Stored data
::::::::
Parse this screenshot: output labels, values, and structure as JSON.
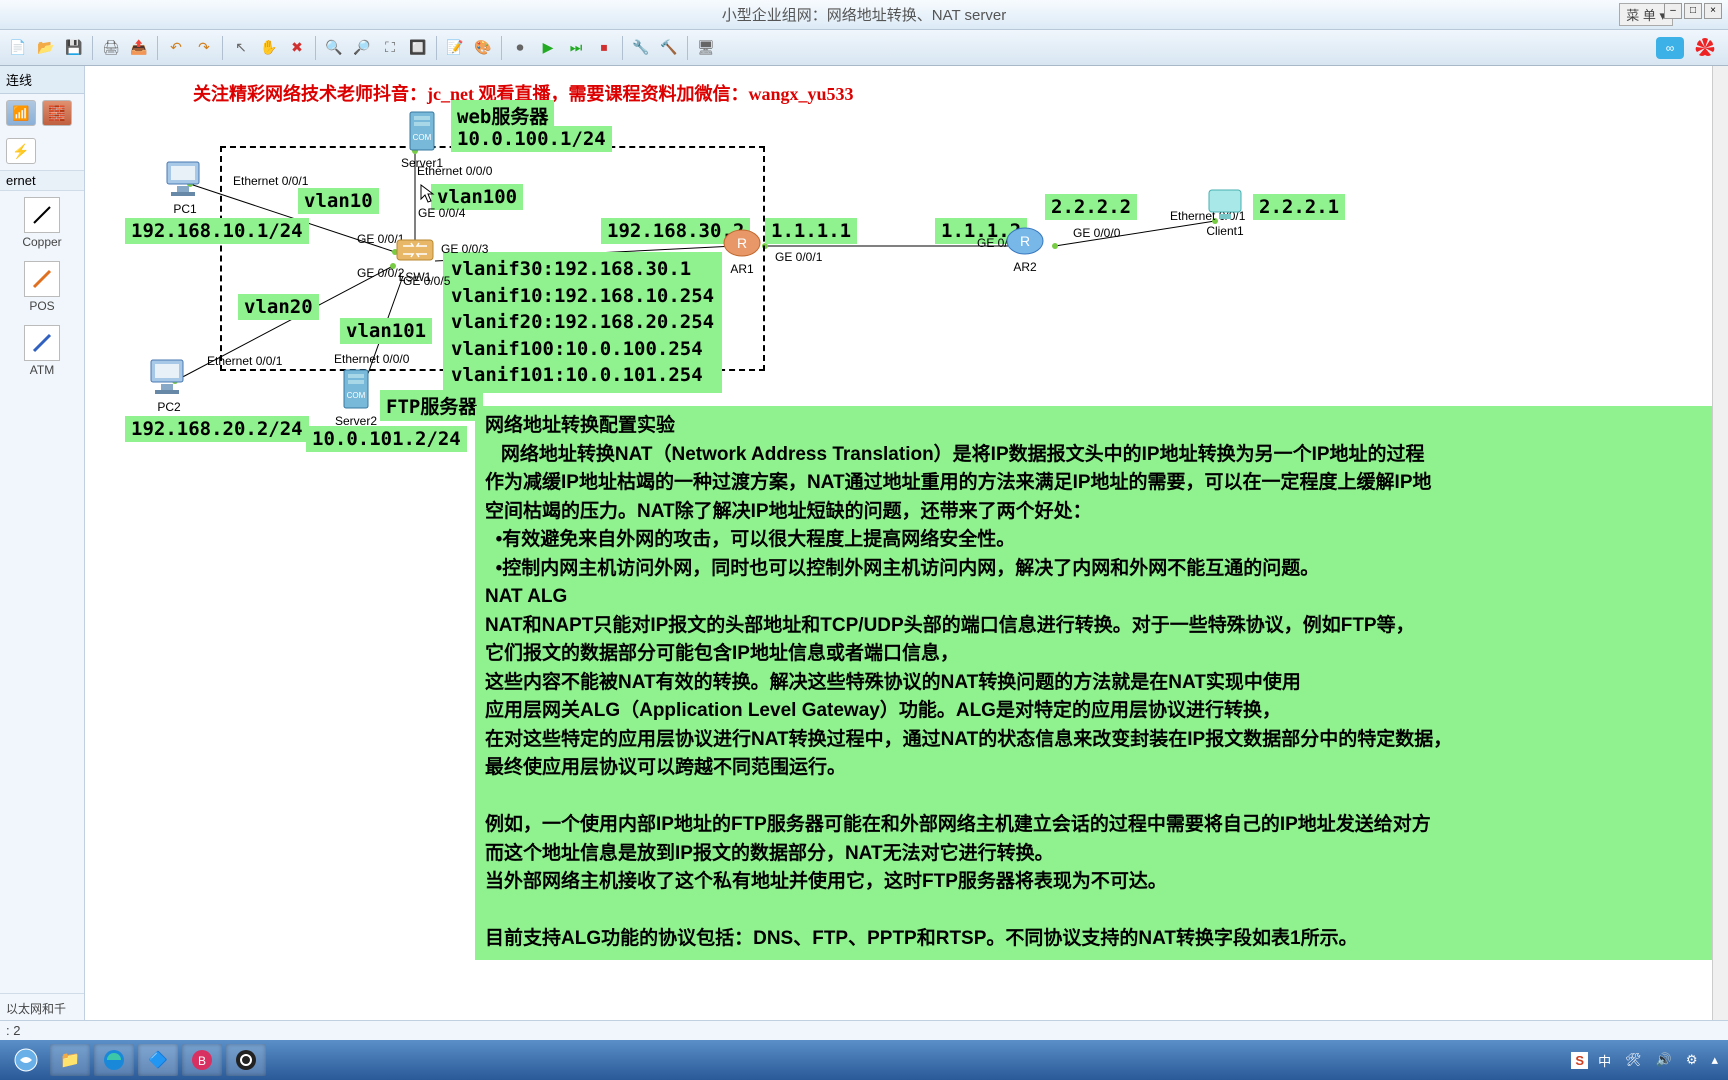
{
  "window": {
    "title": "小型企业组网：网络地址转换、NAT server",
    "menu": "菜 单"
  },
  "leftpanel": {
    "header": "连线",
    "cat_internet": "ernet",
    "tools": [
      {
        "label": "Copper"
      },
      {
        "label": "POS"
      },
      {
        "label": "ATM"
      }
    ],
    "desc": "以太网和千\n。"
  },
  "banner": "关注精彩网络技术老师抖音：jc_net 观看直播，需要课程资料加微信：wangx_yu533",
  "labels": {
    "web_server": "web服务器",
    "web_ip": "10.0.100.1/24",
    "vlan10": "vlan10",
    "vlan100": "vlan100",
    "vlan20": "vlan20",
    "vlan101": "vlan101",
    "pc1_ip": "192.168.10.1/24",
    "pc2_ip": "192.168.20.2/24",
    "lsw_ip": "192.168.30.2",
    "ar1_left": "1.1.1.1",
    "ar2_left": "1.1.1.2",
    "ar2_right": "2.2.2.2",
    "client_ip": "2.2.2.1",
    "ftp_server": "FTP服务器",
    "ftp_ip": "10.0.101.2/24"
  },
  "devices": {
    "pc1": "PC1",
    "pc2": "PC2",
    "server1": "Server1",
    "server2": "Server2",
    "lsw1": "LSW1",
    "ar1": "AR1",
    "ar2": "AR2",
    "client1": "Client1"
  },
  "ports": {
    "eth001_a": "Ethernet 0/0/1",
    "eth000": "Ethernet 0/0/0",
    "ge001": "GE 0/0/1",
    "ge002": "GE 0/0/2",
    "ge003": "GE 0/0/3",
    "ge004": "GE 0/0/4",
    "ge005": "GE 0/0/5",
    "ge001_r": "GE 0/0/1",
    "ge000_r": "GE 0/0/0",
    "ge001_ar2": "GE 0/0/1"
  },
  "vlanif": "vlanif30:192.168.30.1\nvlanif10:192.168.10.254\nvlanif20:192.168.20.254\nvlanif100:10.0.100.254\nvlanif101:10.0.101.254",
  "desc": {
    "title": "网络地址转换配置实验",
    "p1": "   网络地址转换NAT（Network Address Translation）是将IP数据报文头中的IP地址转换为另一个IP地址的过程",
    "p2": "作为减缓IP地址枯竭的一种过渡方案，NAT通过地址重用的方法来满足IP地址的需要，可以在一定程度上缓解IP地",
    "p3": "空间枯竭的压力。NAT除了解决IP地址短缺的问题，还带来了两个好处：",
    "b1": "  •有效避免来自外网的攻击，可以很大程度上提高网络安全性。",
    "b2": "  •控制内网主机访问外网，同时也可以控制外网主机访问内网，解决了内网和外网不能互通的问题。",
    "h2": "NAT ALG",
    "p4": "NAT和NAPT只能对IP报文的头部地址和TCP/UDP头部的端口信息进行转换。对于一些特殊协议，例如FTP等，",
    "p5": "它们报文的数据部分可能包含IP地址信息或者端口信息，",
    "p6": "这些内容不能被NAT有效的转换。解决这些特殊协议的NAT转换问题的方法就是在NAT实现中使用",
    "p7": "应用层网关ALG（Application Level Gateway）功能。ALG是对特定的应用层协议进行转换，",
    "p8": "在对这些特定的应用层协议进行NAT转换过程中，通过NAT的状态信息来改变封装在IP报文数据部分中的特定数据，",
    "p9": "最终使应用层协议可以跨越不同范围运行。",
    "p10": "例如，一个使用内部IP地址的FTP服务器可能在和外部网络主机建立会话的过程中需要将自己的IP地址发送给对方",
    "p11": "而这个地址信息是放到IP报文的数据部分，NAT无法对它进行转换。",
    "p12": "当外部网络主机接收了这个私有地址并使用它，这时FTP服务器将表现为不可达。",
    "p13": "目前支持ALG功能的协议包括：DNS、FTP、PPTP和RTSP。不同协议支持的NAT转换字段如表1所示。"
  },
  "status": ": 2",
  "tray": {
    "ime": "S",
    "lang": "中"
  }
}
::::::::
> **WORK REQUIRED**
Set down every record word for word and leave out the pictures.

> **ANSWER**
Parse this screenshot: output labels, values, and structure as JSON.
{
  "window": {
    "title": "小型企业组网：网络地址转换、NAT server",
    "menu": "菜 单"
  },
  "leftpanel": {
    "header": "连线",
    "cat_internet": "ernet",
    "tools": [
      {
        "label": "Copper"
      },
      {
        "label": "POS"
      },
      {
        "label": "ATM"
      }
    ],
    "desc": "以太网和千\n。"
  },
  "banner": "关注精彩网络技术老师抖音：jc_net 观看直播，需要课程资料加微信：wangx_yu533",
  "labels": {
    "web_server": "web服务器",
    "web_ip": "10.0.100.1/24",
    "vlan10": "vlan10",
    "vlan100": "vlan100",
    "vlan20": "vlan20",
    "vlan101": "vlan101",
    "pc1_ip": "192.168.10.1/24",
    "pc2_ip": "192.168.20.2/24",
    "lsw_ip": "192.168.30.2",
    "ar1_left": "1.1.1.1",
    "ar2_left": "1.1.1.2",
    "ar2_right": "2.2.2.2",
    "client_ip": "2.2.2.1",
    "ftp_server": "FTP服务器",
    "ftp_ip": "10.0.101.2/24"
  },
  "devices": {
    "pc1": "PC1",
    "pc2": "PC2",
    "server1": "Server1",
    "server2": "Server2",
    "lsw1": "LSW1",
    "ar1": "AR1",
    "ar2": "AR2",
    "client1": "Client1"
  },
  "ports": {
    "eth001_a": "Ethernet 0/0/1",
    "eth000": "Ethernet 0/0/0",
    "ge001": "GE 0/0/1",
    "ge002": "GE 0/0/2",
    "ge003": "GE 0/0/3",
    "ge004": "GE 0/0/4",
    "ge005": "GE 0/0/5",
    "ge001_r": "GE 0/0/1",
    "ge000_r": "GE 0/0/0",
    "ge001_ar2": "GE 0/0/1"
  },
  "vlanif": "vlanif30:192.168.30.1\nvlanif10:192.168.10.254\nvlanif20:192.168.20.254\nvlanif100:10.0.100.254\nvlanif101:10.0.101.254",
  "desc": {
    "title": "网络地址转换配置实验",
    "p1": "   网络地址转换NAT（Network Address Translation）是将IP数据报文头中的IP地址转换为另一个IP地址的过程",
    "p2": "作为减缓IP地址枯竭的一种过渡方案，NAT通过地址重用的方法来满足IP地址的需要，可以在一定程度上缓解IP地",
    "p3": "空间枯竭的压力。NAT除了解决IP地址短缺的问题，还带来了两个好处：",
    "b1": "  •有效避免来自外网的攻击，可以很大程度上提高网络安全性。",
    "b2": "  •控制内网主机访问外网，同时也可以控制外网主机访问内网，解决了内网和外网不能互通的问题。",
    "h2": "NAT ALG",
    "p4": "NAT和NAPT只能对IP报文的头部地址和TCP/UDP头部的端口信息进行转换。对于一些特殊协议，例如FTP等，",
    "p5": "它们报文的数据部分可能包含IP地址信息或者端口信息，",
    "p6": "这些内容不能被NAT有效的转换。解决这些特殊协议的NAT转换问题的方法就是在NAT实现中使用",
    "p7": "应用层网关ALG（Application Level Gateway）功能。ALG是对特定的应用层协议进行转换，",
    "p8": "在对这些特定的应用层协议进行NAT转换过程中，通过NAT的状态信息来改变封装在IP报文数据部分中的特定数据，",
    "p9": "最终使应用层协议可以跨越不同范围运行。",
    "p10": "例如，一个使用内部IP地址的FTP服务器可能在和外部网络主机建立会话的过程中需要将自己的IP地址发送给对方",
    "p11": "而这个地址信息是放到IP报文的数据部分，NAT无法对它进行转换。",
    "p12": "当外部网络主机接收了这个私有地址并使用它，这时FTP服务器将表现为不可达。",
    "p13": "目前支持ALG功能的协议包括：DNS、FTP、PPTP和RTSP。不同协议支持的NAT转换字段如表1所示。"
  },
  "status": ": 2",
  "tray": {
    "ime": "S",
    "lang": "中"
  }
}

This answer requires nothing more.